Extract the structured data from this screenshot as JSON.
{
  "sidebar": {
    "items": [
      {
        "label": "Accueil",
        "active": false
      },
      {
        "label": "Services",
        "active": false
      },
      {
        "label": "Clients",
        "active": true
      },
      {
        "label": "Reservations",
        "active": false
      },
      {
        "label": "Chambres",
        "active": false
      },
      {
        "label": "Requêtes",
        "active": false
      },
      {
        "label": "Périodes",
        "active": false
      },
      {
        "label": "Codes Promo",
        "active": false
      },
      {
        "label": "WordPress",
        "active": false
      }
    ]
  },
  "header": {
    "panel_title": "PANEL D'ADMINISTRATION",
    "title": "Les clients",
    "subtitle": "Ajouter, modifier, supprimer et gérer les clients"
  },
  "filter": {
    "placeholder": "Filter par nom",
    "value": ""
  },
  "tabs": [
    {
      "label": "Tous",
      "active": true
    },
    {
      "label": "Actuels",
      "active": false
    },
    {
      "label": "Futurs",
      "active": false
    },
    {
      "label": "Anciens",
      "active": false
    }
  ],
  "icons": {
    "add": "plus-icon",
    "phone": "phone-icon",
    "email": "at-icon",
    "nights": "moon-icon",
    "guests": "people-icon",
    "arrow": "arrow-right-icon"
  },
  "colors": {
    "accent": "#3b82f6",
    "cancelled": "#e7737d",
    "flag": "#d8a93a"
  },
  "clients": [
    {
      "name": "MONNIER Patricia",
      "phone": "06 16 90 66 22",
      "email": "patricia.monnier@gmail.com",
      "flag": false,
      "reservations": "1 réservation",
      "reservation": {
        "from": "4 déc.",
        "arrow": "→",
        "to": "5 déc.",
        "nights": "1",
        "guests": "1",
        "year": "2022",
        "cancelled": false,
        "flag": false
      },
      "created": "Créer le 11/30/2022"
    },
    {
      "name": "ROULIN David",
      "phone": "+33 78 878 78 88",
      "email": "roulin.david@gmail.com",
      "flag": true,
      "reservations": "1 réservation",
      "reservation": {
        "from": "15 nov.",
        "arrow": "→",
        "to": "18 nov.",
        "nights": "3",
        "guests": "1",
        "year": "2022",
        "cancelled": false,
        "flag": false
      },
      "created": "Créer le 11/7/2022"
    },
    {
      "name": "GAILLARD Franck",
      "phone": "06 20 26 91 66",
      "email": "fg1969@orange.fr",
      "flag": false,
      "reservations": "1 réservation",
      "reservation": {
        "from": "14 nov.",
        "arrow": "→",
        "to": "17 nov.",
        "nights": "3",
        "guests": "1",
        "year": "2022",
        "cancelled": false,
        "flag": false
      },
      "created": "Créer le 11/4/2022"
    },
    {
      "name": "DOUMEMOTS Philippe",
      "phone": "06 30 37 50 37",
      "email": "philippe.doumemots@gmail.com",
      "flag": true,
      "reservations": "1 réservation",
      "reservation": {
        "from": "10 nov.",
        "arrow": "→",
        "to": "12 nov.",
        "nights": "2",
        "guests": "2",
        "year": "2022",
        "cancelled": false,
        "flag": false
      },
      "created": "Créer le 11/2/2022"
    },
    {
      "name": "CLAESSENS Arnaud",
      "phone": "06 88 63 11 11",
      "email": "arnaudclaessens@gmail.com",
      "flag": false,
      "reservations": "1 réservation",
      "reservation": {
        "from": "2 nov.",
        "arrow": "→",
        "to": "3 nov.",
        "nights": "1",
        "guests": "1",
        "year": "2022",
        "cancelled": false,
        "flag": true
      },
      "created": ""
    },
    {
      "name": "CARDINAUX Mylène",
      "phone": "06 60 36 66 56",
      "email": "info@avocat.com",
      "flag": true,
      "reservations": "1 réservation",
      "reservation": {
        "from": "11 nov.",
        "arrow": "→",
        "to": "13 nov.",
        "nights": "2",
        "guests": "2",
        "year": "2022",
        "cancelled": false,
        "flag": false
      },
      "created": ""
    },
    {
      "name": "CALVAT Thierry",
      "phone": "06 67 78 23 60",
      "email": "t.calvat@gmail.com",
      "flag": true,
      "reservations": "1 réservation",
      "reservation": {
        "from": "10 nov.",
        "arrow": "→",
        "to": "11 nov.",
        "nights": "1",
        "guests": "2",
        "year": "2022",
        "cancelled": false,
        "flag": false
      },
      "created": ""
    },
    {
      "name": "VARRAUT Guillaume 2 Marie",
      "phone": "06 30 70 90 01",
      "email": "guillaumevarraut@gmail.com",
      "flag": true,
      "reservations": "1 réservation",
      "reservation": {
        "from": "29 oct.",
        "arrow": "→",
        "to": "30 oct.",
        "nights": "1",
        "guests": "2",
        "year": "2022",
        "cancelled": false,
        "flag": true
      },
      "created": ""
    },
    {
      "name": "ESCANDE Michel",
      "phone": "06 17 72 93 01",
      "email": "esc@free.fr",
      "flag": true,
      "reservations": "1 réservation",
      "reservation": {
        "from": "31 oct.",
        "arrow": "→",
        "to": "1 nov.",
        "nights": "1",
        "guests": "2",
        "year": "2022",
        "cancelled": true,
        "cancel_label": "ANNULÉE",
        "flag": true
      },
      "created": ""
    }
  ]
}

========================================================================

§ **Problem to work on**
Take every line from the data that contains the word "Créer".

§ **Solution to the exercise**
      "created": "Créer le 11/30/2022"
      "created": "Créer le 11/7/2022"
      "created": "Créer le 11/4/2022"
      "created": "Créer le 11/2/2022"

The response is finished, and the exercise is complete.